(TASK GOAL): Which lines of the data below include the string "sagemath"? Return each of them.

(SUPPLIED ENTRIES):
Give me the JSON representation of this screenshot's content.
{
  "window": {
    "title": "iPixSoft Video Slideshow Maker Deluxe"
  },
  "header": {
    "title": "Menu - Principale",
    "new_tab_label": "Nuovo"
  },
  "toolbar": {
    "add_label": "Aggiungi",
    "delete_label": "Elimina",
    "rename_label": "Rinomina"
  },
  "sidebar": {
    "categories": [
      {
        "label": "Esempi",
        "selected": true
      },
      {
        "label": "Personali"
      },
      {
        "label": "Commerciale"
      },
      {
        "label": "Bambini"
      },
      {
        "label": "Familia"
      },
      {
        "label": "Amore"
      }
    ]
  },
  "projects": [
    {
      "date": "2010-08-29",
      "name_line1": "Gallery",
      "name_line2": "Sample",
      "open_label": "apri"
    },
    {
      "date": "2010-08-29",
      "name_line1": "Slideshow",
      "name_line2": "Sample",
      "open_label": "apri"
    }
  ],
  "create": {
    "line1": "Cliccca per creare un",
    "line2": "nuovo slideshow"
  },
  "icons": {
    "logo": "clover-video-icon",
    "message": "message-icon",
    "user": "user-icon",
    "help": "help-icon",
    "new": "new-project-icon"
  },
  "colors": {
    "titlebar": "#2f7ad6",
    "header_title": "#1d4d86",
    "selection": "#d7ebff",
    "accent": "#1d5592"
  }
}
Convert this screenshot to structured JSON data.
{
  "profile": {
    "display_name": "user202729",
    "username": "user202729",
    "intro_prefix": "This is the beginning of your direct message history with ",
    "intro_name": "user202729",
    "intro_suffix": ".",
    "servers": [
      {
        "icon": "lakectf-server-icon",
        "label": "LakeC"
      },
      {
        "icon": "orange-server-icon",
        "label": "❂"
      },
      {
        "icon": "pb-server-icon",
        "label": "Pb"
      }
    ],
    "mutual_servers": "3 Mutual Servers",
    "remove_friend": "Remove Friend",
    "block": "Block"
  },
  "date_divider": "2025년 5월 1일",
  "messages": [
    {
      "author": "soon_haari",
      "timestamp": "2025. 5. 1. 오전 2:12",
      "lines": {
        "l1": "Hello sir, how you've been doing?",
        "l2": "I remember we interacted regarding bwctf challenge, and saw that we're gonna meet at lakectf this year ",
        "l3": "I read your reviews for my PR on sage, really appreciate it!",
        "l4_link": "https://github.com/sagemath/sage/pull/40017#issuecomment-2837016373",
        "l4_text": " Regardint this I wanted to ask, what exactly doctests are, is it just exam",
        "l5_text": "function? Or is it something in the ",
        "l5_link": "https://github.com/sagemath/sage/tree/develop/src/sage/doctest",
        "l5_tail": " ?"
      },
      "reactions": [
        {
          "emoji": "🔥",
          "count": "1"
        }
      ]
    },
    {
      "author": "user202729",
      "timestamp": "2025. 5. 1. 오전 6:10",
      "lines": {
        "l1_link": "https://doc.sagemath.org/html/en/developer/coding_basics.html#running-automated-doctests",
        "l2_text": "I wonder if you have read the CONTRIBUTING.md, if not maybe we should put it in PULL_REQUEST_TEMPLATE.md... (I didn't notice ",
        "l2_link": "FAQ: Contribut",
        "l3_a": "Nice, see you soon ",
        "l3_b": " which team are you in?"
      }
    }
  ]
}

(ANSWER SECTION):
        "l4_link": "https://github.com/sagemath/sage/pull/40017#issuecomment-2837016373",
        "l5_link": "https://github.com/sagemath/sage/tree/develop/src/sage/doctest",
        "l1_link": "https://doc.sagemath.org/html/en/developer/coding_basics.html#running-automated-doctests",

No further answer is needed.